**DESCRIPTION OF THE TASK**. Every entry must come back exactly as it was given.
□ □ □
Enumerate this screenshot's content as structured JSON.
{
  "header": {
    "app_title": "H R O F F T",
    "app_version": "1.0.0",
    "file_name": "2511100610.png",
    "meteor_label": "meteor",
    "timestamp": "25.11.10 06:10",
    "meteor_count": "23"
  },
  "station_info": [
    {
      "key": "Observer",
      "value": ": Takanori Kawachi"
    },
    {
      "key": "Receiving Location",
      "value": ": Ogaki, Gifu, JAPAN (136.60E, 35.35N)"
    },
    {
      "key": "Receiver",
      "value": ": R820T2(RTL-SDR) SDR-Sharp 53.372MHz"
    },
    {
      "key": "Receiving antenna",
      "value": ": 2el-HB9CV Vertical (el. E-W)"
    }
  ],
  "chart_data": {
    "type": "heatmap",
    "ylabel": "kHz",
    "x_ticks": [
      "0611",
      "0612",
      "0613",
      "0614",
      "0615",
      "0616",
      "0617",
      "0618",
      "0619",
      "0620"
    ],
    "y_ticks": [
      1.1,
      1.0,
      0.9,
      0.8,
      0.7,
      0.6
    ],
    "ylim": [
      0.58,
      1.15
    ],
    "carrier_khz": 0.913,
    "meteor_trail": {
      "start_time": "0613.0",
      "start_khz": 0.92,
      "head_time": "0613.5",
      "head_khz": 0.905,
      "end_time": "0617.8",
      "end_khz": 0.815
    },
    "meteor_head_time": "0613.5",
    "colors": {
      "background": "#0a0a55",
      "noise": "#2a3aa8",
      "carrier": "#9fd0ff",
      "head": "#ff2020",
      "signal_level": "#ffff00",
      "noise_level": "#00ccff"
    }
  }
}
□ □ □
**THE COMPLETED TASK**.
Enumerate this screenshot's content as structured JSON.
{
  "header": {
    "app_title": "H R O F F T",
    "app_version": "1.0.0",
    "file_name": "2511100610.png",
    "meteor_label": "meteor",
    "timestamp": "25.11.10 06:10",
    "meteor_count": "23"
  },
  "station_info": [
    {
      "key": "Observer",
      "value": ": Takanori Kawachi"
    },
    {
      "key": "Receiving Location",
      "value": ": Ogaki, Gifu, JAPAN (136.60E, 35.35N)"
    },
    {
      "key": "Receiver",
      "value": ": R820T2(RTL-SDR) SDR-Sharp 53.372MHz"
    },
    {
      "key": "Receiving antenna",
      "value": ": 2el-HB9CV Vertical (el. E-W)"
    }
  ],
  "chart_data": {
    "type": "heatmap",
    "ylabel": "kHz",
    "x_ticks": [
      "0611",
      "0612",
      "0613",
      "0614",
      "0615",
      "0616",
      "0617",
      "0618",
      "0619",
      "0620"
    ],
    "y_ticks": [
      1.1,
      1.0,
      0.9,
      0.8,
      0.7,
      0.6
    ],
    "ylim": [
      0.58,
      1.15
    ],
    "carrier_khz": 0.913,
    "meteor_trail": {
      "start_time": "0613.0",
      "start_khz": 0.92,
      "head_time": "0613.5",
      "head_khz": 0.905,
      "end_time": "0617.8",
      "end_khz": 0.815
    },
    "meteor_head_time": "0613.5",
    "colors": {
      "background": "#0a0a55",
      "noise": "#2a3aa8",
      "carrier": "#9fd0ff",
      "head": "#ff2020",
      "signal_level": "#ffff00",
      "noise_level": "#00ccff"
    }
  }
}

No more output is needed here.